__Excerpts from an interface dataset__.
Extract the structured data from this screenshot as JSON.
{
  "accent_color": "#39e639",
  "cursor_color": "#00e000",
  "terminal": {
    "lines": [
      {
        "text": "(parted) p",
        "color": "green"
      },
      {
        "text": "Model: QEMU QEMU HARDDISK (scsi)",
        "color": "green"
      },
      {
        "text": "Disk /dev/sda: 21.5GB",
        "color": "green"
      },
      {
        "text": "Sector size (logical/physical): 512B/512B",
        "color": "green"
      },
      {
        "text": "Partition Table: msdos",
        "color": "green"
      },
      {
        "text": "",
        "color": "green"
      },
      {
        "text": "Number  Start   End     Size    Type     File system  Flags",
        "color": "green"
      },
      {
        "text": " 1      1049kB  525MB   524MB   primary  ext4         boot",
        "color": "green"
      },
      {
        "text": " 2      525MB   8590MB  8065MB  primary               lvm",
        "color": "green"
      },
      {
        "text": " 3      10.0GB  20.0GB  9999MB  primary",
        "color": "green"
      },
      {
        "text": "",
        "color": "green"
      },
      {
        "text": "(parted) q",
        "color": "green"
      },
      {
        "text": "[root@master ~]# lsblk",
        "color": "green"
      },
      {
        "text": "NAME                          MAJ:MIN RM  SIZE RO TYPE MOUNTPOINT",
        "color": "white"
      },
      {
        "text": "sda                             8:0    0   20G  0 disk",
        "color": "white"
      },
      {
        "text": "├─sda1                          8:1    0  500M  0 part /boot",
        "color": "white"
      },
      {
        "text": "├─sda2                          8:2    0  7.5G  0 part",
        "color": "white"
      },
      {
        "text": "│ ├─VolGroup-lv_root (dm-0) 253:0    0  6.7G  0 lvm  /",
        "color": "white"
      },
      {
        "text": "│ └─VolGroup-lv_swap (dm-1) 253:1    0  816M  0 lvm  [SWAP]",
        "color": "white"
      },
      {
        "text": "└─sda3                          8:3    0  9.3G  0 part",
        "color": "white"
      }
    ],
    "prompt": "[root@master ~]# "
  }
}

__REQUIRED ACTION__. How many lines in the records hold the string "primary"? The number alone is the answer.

__EXERCISE RESPONSE__. 3